How to Pick Your Perfect Hammock?
There are typically 2 types of hammock “sizes” to choose from when shopping for parachute hammocks. You’ll have a choice between a single hammock and a double hammock. The biggest difference between these 2 sizes is the width. For smaller campers, or if you just want to lounge and relax, the narrower single hammock may be more suitable. For taller campers, the extra width of a double hammock will be more comfortable. The roomier interior gives you more space to stretch out and adjust your sleeping position to get that perfect, flat angle.
Our Serac Classic Single hammock is 9ft (long) x 4ft 5in (wide). This model is ideal for adult campers as well as children looking for a narrower and slightly more compact hammock. The 4ft 5in width is suitable for myself (I’m 5ft 8in). But if I’m looking to hang with a friend in the hammock, I like to opt for the Sequoia Double Hammock.
The Serac Sequoia XL Double hammock adds over a foot of extra width at 5ft 7in, with a length of 9ft 10in. This model is perfect for anyone looking to relax, stretch out and get really comfortable in your hammock. This model is a favorite in the backcountry, where campers spend multiple nights sleeping in their hammocks.
Weight is an important consideration for most campers and one of the big benefits of using a hammock. A full hammock set up can be lighter than a traditional tent shelter with a whole slew of other benefits. The Classic weighs as little as 14oz, much lighter than most ultralight tents. The Sequoia weighs just 19oz just 5 ounces more than the classic but with much more room!
Most parachute style camping hammocks are constructed with a nylon blend. The Classic model is made of a breathable and soft 210T “Parachute Nylon”. Tough enough to hold up to 400lbs!
When hanging out in your hammock, it’s important to make sure you’re hanging responsibly. Other hammock companies will include some rope with your hammock. Please never use ropes directly on the tree trunk as they can tear into tree bark. You’ll want a way to set up your hammock easily while protecting your environment.
Our Tree Hugger straps are perfect for this occasion. Every hammock we sell comes with a set of 6 foot tree straps with 10 anchor points each. Set up is quick and simple – toss the straps around the trees, clip the carabiners into the straps and you’re ready to hang!

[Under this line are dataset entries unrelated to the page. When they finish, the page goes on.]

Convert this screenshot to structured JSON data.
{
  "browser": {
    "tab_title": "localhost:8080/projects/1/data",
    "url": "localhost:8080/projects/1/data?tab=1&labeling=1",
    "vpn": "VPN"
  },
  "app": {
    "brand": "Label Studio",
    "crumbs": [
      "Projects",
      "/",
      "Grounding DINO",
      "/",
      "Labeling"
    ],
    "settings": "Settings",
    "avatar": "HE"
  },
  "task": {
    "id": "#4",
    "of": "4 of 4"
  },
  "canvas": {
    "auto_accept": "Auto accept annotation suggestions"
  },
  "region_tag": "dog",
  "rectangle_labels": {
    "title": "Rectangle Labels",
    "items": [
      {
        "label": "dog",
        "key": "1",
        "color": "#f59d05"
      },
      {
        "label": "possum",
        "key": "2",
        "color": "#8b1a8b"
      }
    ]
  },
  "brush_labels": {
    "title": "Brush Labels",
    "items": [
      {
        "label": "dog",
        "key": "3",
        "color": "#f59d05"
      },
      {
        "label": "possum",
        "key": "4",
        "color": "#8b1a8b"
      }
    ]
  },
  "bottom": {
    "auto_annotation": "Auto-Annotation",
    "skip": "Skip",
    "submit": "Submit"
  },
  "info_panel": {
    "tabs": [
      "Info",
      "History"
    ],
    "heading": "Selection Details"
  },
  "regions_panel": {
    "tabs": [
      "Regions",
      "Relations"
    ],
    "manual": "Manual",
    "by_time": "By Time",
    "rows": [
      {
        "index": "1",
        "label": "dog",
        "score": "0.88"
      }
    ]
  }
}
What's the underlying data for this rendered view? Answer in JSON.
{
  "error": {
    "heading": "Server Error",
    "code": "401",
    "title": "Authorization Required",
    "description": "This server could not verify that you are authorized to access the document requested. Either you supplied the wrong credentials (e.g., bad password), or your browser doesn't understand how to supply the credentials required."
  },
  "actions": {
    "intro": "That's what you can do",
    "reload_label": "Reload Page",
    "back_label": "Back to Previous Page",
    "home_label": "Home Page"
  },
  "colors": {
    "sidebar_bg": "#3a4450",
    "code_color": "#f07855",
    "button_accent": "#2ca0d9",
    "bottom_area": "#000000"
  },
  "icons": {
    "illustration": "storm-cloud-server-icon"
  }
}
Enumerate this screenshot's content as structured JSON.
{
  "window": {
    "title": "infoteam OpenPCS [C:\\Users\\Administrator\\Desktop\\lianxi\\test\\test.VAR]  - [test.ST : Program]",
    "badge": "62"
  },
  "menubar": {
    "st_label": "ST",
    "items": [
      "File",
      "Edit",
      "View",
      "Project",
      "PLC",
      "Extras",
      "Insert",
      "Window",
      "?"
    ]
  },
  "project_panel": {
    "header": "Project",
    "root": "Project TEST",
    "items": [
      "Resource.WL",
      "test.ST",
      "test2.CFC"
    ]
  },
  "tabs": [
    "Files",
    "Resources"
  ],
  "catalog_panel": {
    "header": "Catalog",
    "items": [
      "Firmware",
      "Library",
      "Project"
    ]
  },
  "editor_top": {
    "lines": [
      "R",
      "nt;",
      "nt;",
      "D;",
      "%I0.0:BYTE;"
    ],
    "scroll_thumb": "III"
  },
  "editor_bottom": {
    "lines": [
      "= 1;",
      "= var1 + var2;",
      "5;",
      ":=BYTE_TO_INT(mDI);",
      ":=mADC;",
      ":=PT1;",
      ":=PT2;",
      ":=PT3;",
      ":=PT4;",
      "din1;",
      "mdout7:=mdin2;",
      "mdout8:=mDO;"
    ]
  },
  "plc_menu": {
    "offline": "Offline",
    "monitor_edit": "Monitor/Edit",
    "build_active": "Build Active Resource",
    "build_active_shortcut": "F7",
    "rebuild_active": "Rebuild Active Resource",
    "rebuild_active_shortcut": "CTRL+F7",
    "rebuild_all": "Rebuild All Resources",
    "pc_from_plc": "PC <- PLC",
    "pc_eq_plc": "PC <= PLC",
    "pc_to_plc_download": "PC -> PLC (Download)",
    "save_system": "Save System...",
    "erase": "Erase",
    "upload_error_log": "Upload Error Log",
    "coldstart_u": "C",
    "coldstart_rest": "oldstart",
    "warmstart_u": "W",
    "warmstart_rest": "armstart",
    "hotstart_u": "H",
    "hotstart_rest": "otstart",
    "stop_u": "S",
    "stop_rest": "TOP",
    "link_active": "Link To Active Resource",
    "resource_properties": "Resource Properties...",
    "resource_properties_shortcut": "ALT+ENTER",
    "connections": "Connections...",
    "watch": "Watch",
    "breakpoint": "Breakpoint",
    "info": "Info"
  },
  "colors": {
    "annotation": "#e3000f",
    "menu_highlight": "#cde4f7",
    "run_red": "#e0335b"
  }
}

What do you need for a full hammocking experience?
A good, strong set of carabiners is important for the setup of your hammock. Look for carabiners that are strong and lightweight. Try to avoid plastic carabiners since those have been known to warp over time and lose it’s durability. You want to make sure you don’t have any unfortunate spills in the middle of your snooze.
Your hammock needs to be just as easy to set up as it is to pack up and carry. The attached stuff sack on your hammock lets you easily store your hammock and straps on the go. You can even use the stuff sack as somewhere to store your phone, headlamp or any gear you need when you’re spending time in your hammock.
The Sequoia’s stuff sack is upgraded to include compression straps. You’ll easily be able to fit your hammock and straps in the stuff sack AND pack down the hammock even more with the compression straps. As a little bonus, we’ve included a whistle buckle on the straps – just in case of emergencies!
For a complete camping shelter in more challenging conditions you’ll also want to consider insulation, rain and insect protection.
A simple sleeping pad and sleeping bag can keep you warm even in below freezing temperatures. If you want to be really comfortable, a topquilt – underquilt combination is ideal. Learn more about how to stay warm without an underquilt or how to DIY your top quilt for $20.
If you’ll be camping in rainy or snowy conditions, you’ll definitely need some cover. A rain tarp will work great in these situations. Here’s how you can choose the perfect one for your needs.
Sorry, but you’ve been using your hammock all wrong.
Sleeping in your hammock is incredibly comfortable once you learn the right way to lie down. Instinctively you might be trying to curve your body to the shape of the hammock (like a banana). But don’t do this! Instead, adjust your body so that you’re lying at a slight diagonal. This simple adjustment flattens out your body and you’ll be sleeping ergonomically and with a straight back.
Ideally, you want to hang the hammock so that the straps form a 30 degree angle with the horizon. You don’t want your hammock to be too taut or have too much slack. After hammocking a couple times, you’ll naturally get a feel for what’s most comfortable for you and the best way to achieve it.
Photo credit to Derek Hansen of theultimatehang.com